• **What the exercise asks**
Provide only the number of lines in the listing that contain the word "Manager".

• **Data section**
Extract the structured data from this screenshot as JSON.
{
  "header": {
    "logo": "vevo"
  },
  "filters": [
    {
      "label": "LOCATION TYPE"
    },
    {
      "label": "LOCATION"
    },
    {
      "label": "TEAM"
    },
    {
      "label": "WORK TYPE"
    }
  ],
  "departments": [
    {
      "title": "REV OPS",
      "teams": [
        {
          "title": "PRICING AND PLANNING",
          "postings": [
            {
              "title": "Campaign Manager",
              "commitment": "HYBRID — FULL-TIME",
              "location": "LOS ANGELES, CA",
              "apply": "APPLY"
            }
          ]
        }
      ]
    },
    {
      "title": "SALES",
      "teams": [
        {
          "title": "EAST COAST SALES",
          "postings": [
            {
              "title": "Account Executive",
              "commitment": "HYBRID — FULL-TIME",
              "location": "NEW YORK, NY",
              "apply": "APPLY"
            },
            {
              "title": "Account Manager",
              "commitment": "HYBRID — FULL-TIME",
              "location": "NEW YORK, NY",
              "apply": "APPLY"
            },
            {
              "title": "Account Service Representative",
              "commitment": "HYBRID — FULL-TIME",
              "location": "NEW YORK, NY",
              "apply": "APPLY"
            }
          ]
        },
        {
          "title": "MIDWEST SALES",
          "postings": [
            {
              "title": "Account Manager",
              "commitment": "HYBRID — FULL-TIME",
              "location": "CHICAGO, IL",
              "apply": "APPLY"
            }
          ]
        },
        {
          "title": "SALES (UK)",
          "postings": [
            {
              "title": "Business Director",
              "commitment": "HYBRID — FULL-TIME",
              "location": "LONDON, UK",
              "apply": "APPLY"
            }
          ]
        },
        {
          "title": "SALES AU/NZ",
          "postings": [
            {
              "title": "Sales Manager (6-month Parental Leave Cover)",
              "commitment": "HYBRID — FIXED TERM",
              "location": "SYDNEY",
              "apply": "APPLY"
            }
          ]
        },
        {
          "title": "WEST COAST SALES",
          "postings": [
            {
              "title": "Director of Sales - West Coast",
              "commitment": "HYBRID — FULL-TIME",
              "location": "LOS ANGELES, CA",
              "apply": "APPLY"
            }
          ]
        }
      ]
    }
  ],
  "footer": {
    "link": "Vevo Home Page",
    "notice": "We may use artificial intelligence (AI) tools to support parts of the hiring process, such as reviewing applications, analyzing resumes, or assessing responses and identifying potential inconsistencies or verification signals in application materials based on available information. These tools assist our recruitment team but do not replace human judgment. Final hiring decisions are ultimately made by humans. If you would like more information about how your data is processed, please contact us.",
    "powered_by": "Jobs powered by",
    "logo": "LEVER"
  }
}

• **Written solution**
4